Supporters of comprehensive immigration reform tell us, over and over, that the immigration system is "broken," and they're in a hurry to fix it. Published June 11, 2013

** FILE ** Samantha Power, President Barack Obama's nominee to be the next U.N. Ambassador, listens to Obama speak in the Rose Garden at the White House in Washington, Wednesday, June 5, 2013, where he made the announcement. (AP Photo/Charles Dharapak)

EDITORIAL: The Power nomination

A leopard can't change its spots, but can an interventionist resist the urge to intervene? That's the question senators must pose to Samantha Power, President Obama's choice for U.S. ambassador to the United Nations, at her confirmation hearing, coming up soon. Published June 11, 2013

Illustration by M. Ryder

EDITORIAL: $30 trillion in red ink

The federal government owes $16.7 trillion to its creditors around the world, definitely including China. Each year, that number grows by $1 trillion, the amount President Obama has been borrowing to keep his bureaucracy expanding at a rapid pace. Published June 10, 2013

Illustration by Alexander Hunter for The Washington Times

EDITORIAL: E pluribus Reagan

The Treasury Department loves redesigning our money. A new $20 bill began circulating a decade ago, the $10 was changed in 2006, and the $5 was modified in 2008. In October, Ben Franklin will grace a new $100 that includes features that are supposed to make the work of counterfeiters harder. Published June 10, 2013

Illustration Big brother's all-seeing eye by John Camejo for The Washington Times

EDITORIAL: Total surveillance society

We knew this administration didn't like the Second Amendment. We knew it has reservations about the First Amendment, and now we learn that it has dispensed with the Fourth Amendment. Published June 10, 2013

**FILE** Former Environmental Protection Agency Administrator Lisa P. Jackson (Associated Press)

EDITORIAL: Government in the shadows

Richard Windsor was a model employee at the Environmental Protection Agency. He was so beloved by his colleagues that the agency awarded him the title "scholar of ethical behavior," and bestowed several cybersecurity certifications on him. Published June 7, 2013

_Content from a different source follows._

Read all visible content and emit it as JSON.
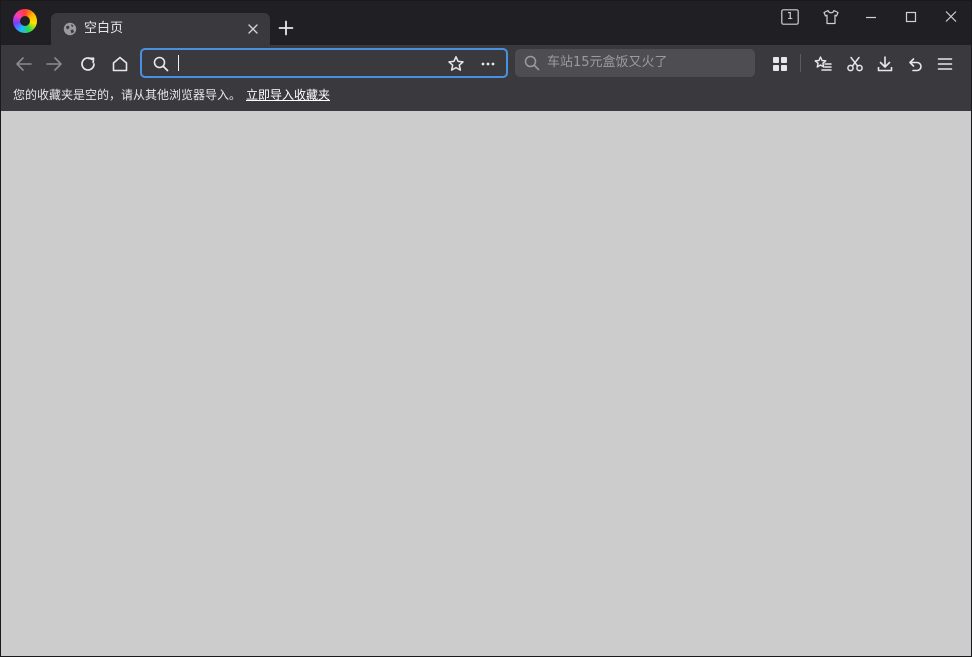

A bid by state Sen. Ralph Northam (right), Norfolk Democrat, to make pre-abortion ultrasounds optional was turned back by state Sen. Stephen H. Martin during a Privileges and Elections Committee special meeting on Monday. (Associated Press)

EDITORIAL: Racing to the left

With no contest at the top of the Virginia Democratic ballot in next Tuesday's primary, the party turns, perhaps in sorrow, to the lieutenant governor's race. Published June 7, 2013